YOUR OBJECTIVE
Show every line in the entries below where the word "browser" appears.
──────── STUDY MATERIAL
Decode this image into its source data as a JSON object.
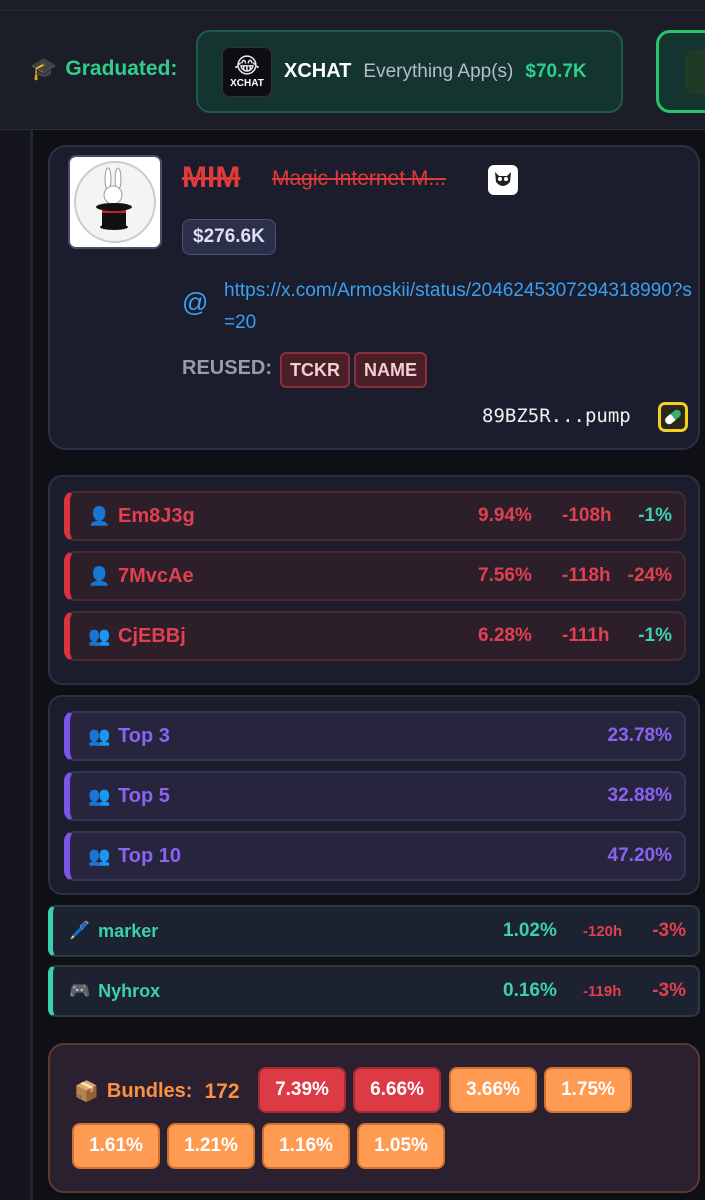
{
  "graduated": {
    "label": "Graduated:",
    "cards": [
      {
        "logo_text": "XCHAT",
        "symbol": "XCHAT",
        "name": "Everything App(s)",
        "mcap": "$70.7K"
      }
    ]
  },
  "token": {
    "ticker": "MIM",
    "name": "Magic Internet M...",
    "mcap": "$276.6K",
    "link": "https://x.com/Armoskii/status/2046245307294318990?s=20",
    "reused_label": "REUSED:",
    "reused_tags": [
      "TCKR",
      "NAME"
    ],
    "address": "89BZ5R...pump",
    "icons": {
      "owl": "owl-icon",
      "link": "at-icon",
      "pill": "pill-icon"
    }
  },
  "holders": [
    {
      "id": "Em8J3g",
      "icon": "user-icon",
      "pct": "9.94%",
      "age": "-108h",
      "change": "-1%",
      "change_color": "#3ad0b0"
    },
    {
      "id": "7MvcAe",
      "icon": "user-icon",
      "pct": "7.56%",
      "age": "-118h",
      "change": "-24%",
      "change_color": "#e04050"
    },
    {
      "id": "CjEBBj",
      "icon": "users-icon",
      "pct": "6.28%",
      "age": "-111h",
      "change": "-1%",
      "change_color": "#3ad0b0"
    }
  ],
  "tops": [
    {
      "label": "Top 3",
      "pct": "23.78%"
    },
    {
      "label": "Top 5",
      "pct": "32.88%"
    },
    {
      "label": "Top 10",
      "pct": "47.20%"
    }
  ],
  "wallets": [
    {
      "icon": "pen-icon",
      "label": "marker",
      "pct": "1.02%",
      "age": "-120h",
      "change": "-3%"
    },
    {
      "icon": "gamepad-icon",
      "label": "Nyhrox",
      "pct": "0.16%",
      "age": "-119h",
      "change": "-3%"
    }
  ],
  "bundles": {
    "label": "Bundles:",
    "count": "172",
    "values": [
      "7.39%",
      "6.66%",
      "3.66%",
      "1.75%",
      "1.61%",
      "1.21%",
      "1.16%",
      "1.05%"
    ]
  }
}
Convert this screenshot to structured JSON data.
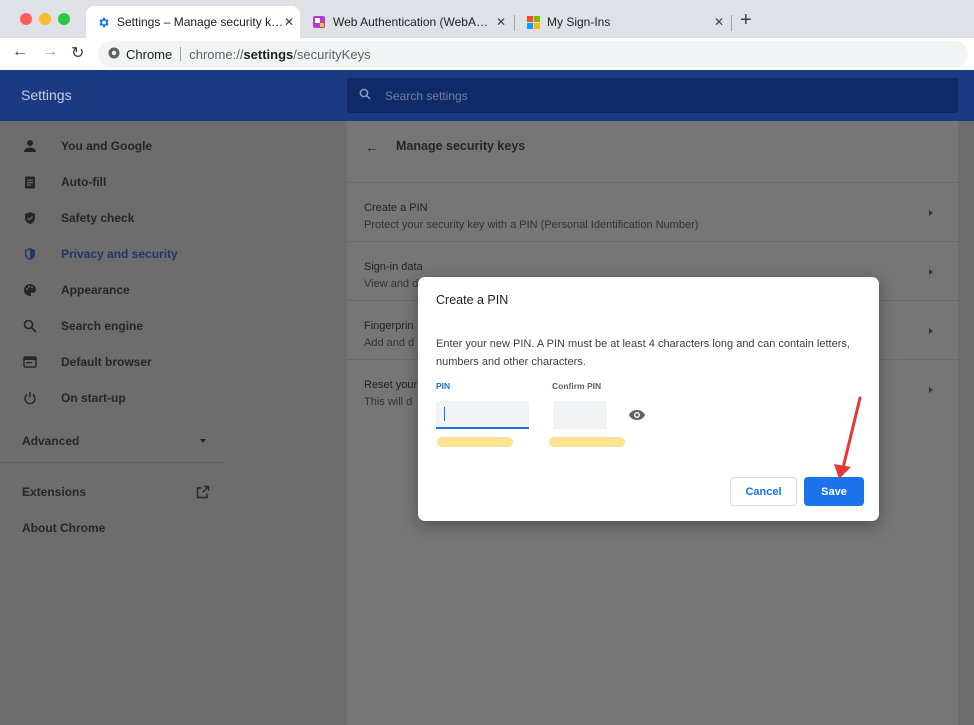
{
  "browser": {
    "tabs": [
      {
        "title": "Settings – Manage security keys",
        "favicon": "gear-icon",
        "active": true
      },
      {
        "title": "Web Authentication (WebAuthn)",
        "favicon": "webauthn-icon",
        "active": false
      },
      {
        "title": "My Sign-Ins",
        "favicon": "microsoft-icon",
        "active": false
      }
    ],
    "omnibox": {
      "chip": "Chrome",
      "url_scheme": "chrome://",
      "url_host": "settings",
      "url_path": "/securityKeys"
    }
  },
  "settings": {
    "header_title": "Settings",
    "search_placeholder": "Search settings",
    "sidebar": {
      "items": [
        {
          "label": "You and Google",
          "icon": "person-icon"
        },
        {
          "label": "Auto-fill",
          "icon": "clipboard-icon"
        },
        {
          "label": "Safety check",
          "icon": "shield-check-icon"
        },
        {
          "label": "Privacy and security",
          "icon": "shield-icon",
          "selected": true
        },
        {
          "label": "Appearance",
          "icon": "palette-icon"
        },
        {
          "label": "Search engine",
          "icon": "search-icon"
        },
        {
          "label": "Default browser",
          "icon": "browser-icon"
        },
        {
          "label": "On start-up",
          "icon": "power-icon"
        }
      ],
      "advanced": "Advanced",
      "extensions": "Extensions",
      "about": "About Chrome"
    },
    "page_title": "Manage security keys",
    "rows": [
      {
        "title": "Create a PIN",
        "subtitle": "Protect your security key with a PIN (Personal Identification Number)"
      },
      {
        "title": "Sign-in data",
        "subtitle": "View and d"
      },
      {
        "title": "Fingerprin",
        "subtitle": "Add and d"
      },
      {
        "title": "Reset your",
        "subtitle": "This will d"
      }
    ]
  },
  "dialog": {
    "title": "Create a PIN",
    "body": "Enter your new PIN. A PIN must be at least 4 characters long and can contain letters, numbers and other characters.",
    "pin_label": "PIN",
    "confirm_label": "Confirm PIN",
    "pin_value": "",
    "confirm_value": "",
    "cancel": "Cancel",
    "save": "Save"
  },
  "colors": {
    "accent": "#1a73e8",
    "header": "#1a3a82",
    "annotation_arrow": "#e53935",
    "hint": "#fde293"
  }
}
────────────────
EXPECTED ANSWER
  "browser": {
          "label": "Default browser",
          "icon": "browser-icon"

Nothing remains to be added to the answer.